548 West, New YorkMay 9 - 12, 2024

Culture and Identity

Kiara Aileen Machado, Centro, 2019, Oil on canvas, 182.88✕152.4cm

Culture does not limit us to the environment in which we are born — instead, it encompasses the ideas, beliefs, and social behavior that we adopt as we travel along the journey of life. However, when we stand at the crossroads of multiple cultures, how does this shape our personal identity and how we perceive ourselves?

The three artists featured in this FOCUS article employ different art forms to express how culture shapes their self-perception. Their artwork not only evokes the knowledge and beliefs of their own upbringing but furthermore draws on the ideas and customs that they grow to embrace. Using a plethora of art forms such as oil painting, ceramics, and textiles, all three artists explore how their interwoven cultures form the fabric of their self-identities.

Natalia Gleason Alcántara, Century of Waste, 2022, Ceramic, 89✕41✕22.5cm
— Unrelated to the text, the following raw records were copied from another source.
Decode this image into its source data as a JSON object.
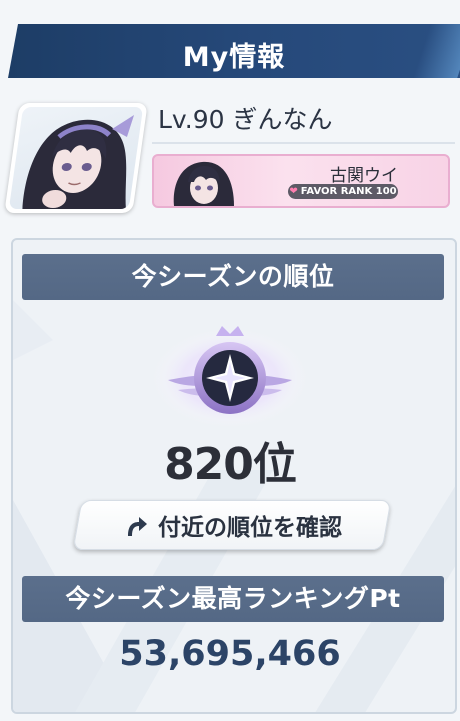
{
  "header": {
    "title": "My情報"
  },
  "profile": {
    "level_name": "Lv.90 ぎんなん",
    "avatar_icon": "student-portrait-icon"
  },
  "favor": {
    "student_name": "古関ウイ",
    "rank_label": "FAVOR RANK 100",
    "heart_icon": "heart-icon"
  },
  "season": {
    "rank_header": "今シーズンの順位",
    "rank_value": "820位",
    "emblem_icon": "rank-emblem-icon",
    "nearby_button": "付近の順位を確認",
    "nearby_icon": "curved-arrow-icon",
    "best_header": "今シーズン最高ランキングPt",
    "best_value": "53,695,466"
  },
  "colors": {
    "header_bg": "#1d3d66",
    "section_bar": "#5b6f8c",
    "best_value": "#2c4467",
    "favor_pink": "#f5c9e0"
  }
}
For Mexican artist Natalia Gleason Alcántara, art is more than a way of expression. Instead, it is an extension of the self. Through different art forms such as pottery, enamel, and glazed ceramics, Alcántra expresses not only her life experiences but also shares her culture with the world. The majority of her works have Spanish titles. In ‘Sentido’ (2018), a sculpture made from vitreous enamel, the playful primary colors and insect patterns of the artwork are reminiscent of a child’s toy. Yet the visibly worn-out, corroded texture of the sculpture evokes a sense of nostalgia. Likewise, her artwork ‘Picker’ (2022) draws from her everyday life in the form of a glazed ceramic dustpan and ceramic balls of waste paper. While the items appear ordinary, the unyielding texture of ceramic seems to freeze the dustpan and paper in time, commemorating the commonplace objects.

Natalia Gleason Alcántara, Sentido, 2018, Vitreous enamel, 11.5✕11.5✕11.5cm
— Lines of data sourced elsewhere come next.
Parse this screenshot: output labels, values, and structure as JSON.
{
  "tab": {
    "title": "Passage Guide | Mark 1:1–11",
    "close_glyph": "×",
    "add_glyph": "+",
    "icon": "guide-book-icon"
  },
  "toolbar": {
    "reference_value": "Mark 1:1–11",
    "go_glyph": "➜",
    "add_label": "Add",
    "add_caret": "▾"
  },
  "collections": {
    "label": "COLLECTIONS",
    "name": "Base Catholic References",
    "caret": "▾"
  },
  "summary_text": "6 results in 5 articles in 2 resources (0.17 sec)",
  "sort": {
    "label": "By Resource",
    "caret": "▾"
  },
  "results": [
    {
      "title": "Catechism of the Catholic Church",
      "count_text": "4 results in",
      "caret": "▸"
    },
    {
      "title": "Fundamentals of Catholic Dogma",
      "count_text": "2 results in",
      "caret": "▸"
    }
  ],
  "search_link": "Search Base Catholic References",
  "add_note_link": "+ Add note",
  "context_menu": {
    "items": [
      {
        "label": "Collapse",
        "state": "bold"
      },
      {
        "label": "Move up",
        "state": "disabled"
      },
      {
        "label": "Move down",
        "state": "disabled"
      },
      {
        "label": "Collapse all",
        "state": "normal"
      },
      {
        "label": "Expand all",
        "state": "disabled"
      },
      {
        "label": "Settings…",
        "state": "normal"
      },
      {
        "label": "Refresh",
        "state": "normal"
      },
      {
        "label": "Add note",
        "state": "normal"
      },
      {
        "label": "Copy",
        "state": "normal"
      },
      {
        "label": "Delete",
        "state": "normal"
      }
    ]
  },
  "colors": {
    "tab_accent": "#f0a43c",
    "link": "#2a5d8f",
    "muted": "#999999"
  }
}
Born in California but of Guatemalan and Salvadoran descent, Artist Kiara Aileen Machado also explores her cultural heritage through art. Her vivid oil paintings such as ‘Centro’ (2019) feature tropical backgrounds and figures dressed in traditional Central American attire. By spotlighting her cultural background, Machado criticizes how mainstream US narratives often exclude and marginalize other cultural communities.

Kiara Aileen Machado, Centro, 2019, Oil on canvas, 182.88✕152.4cm
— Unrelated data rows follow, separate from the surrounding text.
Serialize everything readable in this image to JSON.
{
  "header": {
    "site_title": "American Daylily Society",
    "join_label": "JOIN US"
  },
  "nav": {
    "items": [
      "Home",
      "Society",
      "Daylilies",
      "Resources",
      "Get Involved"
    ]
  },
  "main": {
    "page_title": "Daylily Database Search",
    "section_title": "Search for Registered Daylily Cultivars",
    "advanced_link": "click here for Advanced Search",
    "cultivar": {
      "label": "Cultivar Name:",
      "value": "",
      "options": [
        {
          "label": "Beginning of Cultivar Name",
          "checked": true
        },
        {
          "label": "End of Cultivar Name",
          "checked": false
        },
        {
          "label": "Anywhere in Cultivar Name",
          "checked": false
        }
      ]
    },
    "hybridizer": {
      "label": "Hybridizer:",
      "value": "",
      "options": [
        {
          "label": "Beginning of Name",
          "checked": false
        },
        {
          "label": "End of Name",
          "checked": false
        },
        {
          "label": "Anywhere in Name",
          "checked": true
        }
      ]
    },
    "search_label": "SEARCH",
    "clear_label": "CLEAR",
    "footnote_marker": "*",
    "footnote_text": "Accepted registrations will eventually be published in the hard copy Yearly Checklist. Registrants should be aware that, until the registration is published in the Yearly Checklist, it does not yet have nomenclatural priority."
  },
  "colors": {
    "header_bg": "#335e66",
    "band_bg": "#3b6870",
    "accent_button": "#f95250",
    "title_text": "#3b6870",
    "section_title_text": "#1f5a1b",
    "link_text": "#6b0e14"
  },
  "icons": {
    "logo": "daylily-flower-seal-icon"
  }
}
While the artworks of artists such as Alcántara and Machado explore their cultural heritage, textile artist Blair Treuer explores a culture that she grows to embrace. As a Scandinavian raised in Northern Minnesota, Treuer became captivated by the traditional Ojibwe culture after marrying her Native American husband. Several of her textile artworks reflect the Ojibwe ceremonial fabric. In her collection, ‘Portraits: An Identity Exploration’ (2020), Treuer integrates spiritual symbols such as the goldfinch into her art to celebrate the culture she has woven into her own identity. Ultimately, her works not only serve as a way of self-expression and exploration, they moreover prove that art is capable of transcending all social and cultural boundaries.

Written by Rose Wei